grappling with unity

Natalie RIngsmuth, director of #UniteCloud

The goal was to find an area of the world she thought she might have a hard time welcoming. After teaching in inner city Atlanta, she ended up doing ministry at the federal prison in St. Cloud, MN. It was a liberating experience. The prisoners had nothing to hide and wore no false visages of perfection. To her, the prisoners were more than just criminals… They were people, not so different from her.

Natalie Ringsmuth is the director of #UniteCloud, a St. Cloud-based activist group which works to bridge the gap between diverse communities in the St. Cloud area.

The most freedom I ever experienced in church… was in jail.
— N.R.

Through her work in the prison, Natalie came to understand that she in fact shared a great deal with the prisoners. Many of them were parents, as was she. They were human, they made mistakes, something she’s certainly privy to. “I could be them…” she says.

A firm sense of justice pervades her work. In a world not easily defined in black and white, Natalie sees a stark difference between what’s just and what’s not. Empathy is the road to justice. (See upcoming post on wrestling with this idea.) By seeing the world from another’s perspective we come to recognize the larger overarching problems of society. The prisoners she worked with were there because of choices they’d made, but what was it that led up to that choice? What role did societal-level injustices play in creating the circumstances in which that choice was made?

Perhaps circumstances at hand and one’s environment can in some capacity rob individuals of their human ability to survive, thrive and love.

Natalie is driven to address these big picture problems but balances it with interpersonal work alongside individuals in the community.

#UniteCloud works in an environment fraught with tension as St. Cloud is seeing a growing wave of immigrants and refugees. Many come from predominantly Muslim countries. This influx is prompting contentious dialogue, debate and communication breakdown as the question of identity is brought to the forefront.

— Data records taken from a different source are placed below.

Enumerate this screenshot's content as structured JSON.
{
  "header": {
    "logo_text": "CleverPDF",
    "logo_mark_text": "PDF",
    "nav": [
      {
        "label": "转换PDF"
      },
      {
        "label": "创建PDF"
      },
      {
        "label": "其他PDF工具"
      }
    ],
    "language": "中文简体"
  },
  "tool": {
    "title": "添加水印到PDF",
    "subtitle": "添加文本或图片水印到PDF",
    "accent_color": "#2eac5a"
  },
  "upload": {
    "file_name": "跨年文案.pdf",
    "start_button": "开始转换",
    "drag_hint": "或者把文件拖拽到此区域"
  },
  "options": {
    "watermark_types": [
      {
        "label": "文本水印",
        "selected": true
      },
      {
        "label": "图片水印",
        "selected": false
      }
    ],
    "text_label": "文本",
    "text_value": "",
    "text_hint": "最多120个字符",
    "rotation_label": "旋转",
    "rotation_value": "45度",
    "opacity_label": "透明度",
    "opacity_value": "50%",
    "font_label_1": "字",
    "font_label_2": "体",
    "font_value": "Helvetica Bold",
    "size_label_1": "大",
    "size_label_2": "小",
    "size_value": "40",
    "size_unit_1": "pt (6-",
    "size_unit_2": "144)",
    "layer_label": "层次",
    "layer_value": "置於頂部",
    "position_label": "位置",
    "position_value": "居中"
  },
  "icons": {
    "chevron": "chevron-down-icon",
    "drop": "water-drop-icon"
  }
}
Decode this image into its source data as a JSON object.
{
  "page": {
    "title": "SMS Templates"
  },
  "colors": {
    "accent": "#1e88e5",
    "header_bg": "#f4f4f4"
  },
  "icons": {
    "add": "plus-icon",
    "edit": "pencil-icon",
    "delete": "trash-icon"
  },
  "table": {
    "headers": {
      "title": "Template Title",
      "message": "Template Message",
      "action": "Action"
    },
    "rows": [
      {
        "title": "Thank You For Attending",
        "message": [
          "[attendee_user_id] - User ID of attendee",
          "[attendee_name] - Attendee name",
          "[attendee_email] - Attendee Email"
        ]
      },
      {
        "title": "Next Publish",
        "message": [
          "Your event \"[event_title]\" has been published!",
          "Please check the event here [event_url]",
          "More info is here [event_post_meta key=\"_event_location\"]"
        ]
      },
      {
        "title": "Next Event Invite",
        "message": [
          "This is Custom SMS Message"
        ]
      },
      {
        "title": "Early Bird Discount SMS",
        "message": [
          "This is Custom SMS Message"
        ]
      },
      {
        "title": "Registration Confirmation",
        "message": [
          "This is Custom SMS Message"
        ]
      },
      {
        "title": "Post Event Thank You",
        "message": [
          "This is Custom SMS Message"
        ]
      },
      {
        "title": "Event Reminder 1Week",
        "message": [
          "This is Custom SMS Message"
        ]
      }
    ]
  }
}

What does it mean to be an American?

The debate circles around the center point of values. It’s nothing new that increased levels of immigration bring with it a greater sense of fear. Locals perceive their cultural values to be at stake when other cultures with different values arrive. Natalie hopes to use education as a way of highlighting the humanity behind these culturally diverse worldviews and to focus on the similarities between us as people.

It’s an education in seeing diversity. Natalie says that once diversity is present in a community, there are only two paths forward. One path is to cast out the diversity; the other is to have more of it.

So the question comes down to “Now what?” She says that many of the current problems stem from shallow understandings of those around us. Addressing these problems involves two approaches. One is having community education opportunities. #UniteCloud organized an event called “I Don’t Mean to Offend You, But…” in which Muslim residents of St. Cloud answered tough questions from community members about their faith and culture.

Going hand in hand with education, is the importance of recognizing one’s own biases. Recognizing our blind spots empowers us to work towards a more holistic change.

Natalie says that without a change of heart, the community cannot truly change. It’s unsustainable for us as a community to look only to our leadership to make change. It’s up to us as individuals in conjunction with our neighbors to create the change we want.

Enacting this change is rarely a straightforward process and involves the exploration of questions central to our very identity as a community and as individuals.

Conversation is perhaps our most valuable tool in sorting through our communal differences. Natalie tells the story of her interactions with a local radio station host who represents “free speech on steroids.” His rhetoric falls outside the realm of acceptance for Natalie. Much of what he says, Natalie regards as harmful and dangerous, though she does see a bright spot.

“He’s at least having these conversations…” If we’re not talking to each other, then we have no hope of doing better in the future. We need nuanced discussion in order to highlight what we don’t yet know.

If we are to progress communally, we must be willing to see the humanity in each other. Though this is not a substitute for earnest debate and disagreement.

Natalie’s work is a complicated balance between reality and idealism. In working against the spread of fear, she recognizes that some fear is justified. But what is the source of the fear and what is prompting it? “If we could start to look at fear for what it actually is instead of just assigning it to certain people groups or religions, I think that would be much more healthy” Natalie says.

Groups of people we assume to be monolithic in terms of their values and beliefs, are almost always highly diverse. We must value the diversity of each individual person if we are to create a healthier community.

It’s messy work. But it’s human work. It’s contentious work, plagued by our shortcomings but it’s worth trying. We’re really not so different from one another. The challenge comes in not ignoring our differences, but confronting them in a way that constructively moves us forward rather than entrenching us in the past. This is Natalie’s hope.